Extent of mobile location tracking in the UK laid bare by new report

An e-privacy organisation has today released the findings of an investigation which reveals the extent of mobile location tracking in the UK.

The report, published by Krowdthink Limited, examines the contracts, policies and practices of mobile Wi-Fi service providers in relation to location tracking.

According to the report, mobile and Wi-Fi service providers know – ‘without you knowing – where you are, how you got there and can figure out where you are going.’ Many people are location-tracked by their mobile phone device each day, unaware of the highly sensitive data that this generates which can and is then sold on for profit. The report reveals that many mobile phone and Wi-Fi service providers, including wireless hotspots, are not telling customers upfront at the point of contract signature or online via their websites that the customer’s movements will be tracked and location data (which can be saved for up to 12 months) can then be used for marketing purposes or sold onto third parties. The details of this is often concealed in contracts and the fact that customers can opt out of location tracking is often unclear.

The level of detail extracted by service providers can reveal a customer’s gender, sexual orientation, religion and many other personal details that could present serious risks to blackmailing. Mobile phone service providers often anonymise data which means that they are not legally obliged to ask for consent, however customers need to be aware of the weakness of anonymisation alone to secure our personal information as low dimension data can be de-anonymised.

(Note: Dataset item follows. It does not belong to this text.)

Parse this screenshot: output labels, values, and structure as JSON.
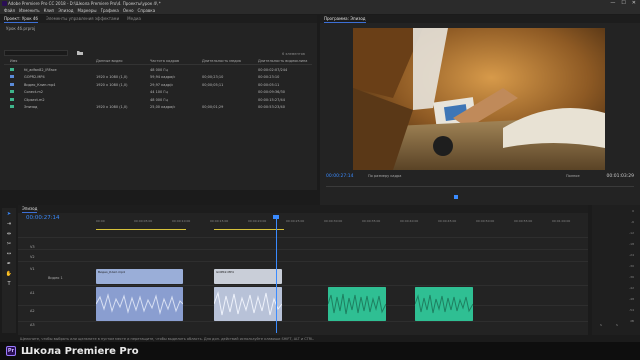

93% of UK citizens opt in to location tracking by default, meaning that nearly every one of us with a mobile phone, even a simple one, is being location tracked all the time. Under the Data Protection Act (DPA), consumers can opt out of this by contacting their service provider and following the introduction of the General Data Protection Regulation (GDPR) we will, in certain circumstances, have the right to have all of our data erased (the so-called “right to be forgotten”).

The GDPR will require mobile phone service providers and providers of Wi-Fi networks to provide more transparent and consumer friendly privacy contracts. At the moment, the report has found that  many of these contracts  separate out the clauses that discuss what data is collected from consumers from the clauses that discuss usage with location . Service providers try to legitimise their obtaining of location data as something that is needed for routing phone calls or meeting the requirements of government security, however this is not always true.

Mobile phone companies and providers of Wi-Fi networks should consider doing the following:

  •  communicate privacy notices, including information about location tracking, at the point that data is first collected from users;
  • ensure consent is obtained to the use of location tracking data, in accordance with the Privacy and Electronic Communications Regulations;
  • make privacy policies as clear, transparent and consumer friendly as possible;
  • ensure privacy policies communicate to data subjects what their rights are;
  • consider providing users with easy to follow instructions about how to switch off GPS or Wi-Fi location tracking features;
  • ensure users understand who location data will be shared with and for what purposes; and
  • only retain location data for as long as is necessary to fulfil the purposes for which it was collected.

You can find Krowdthink’s report here – http://www.krowdthink.com/report.pdf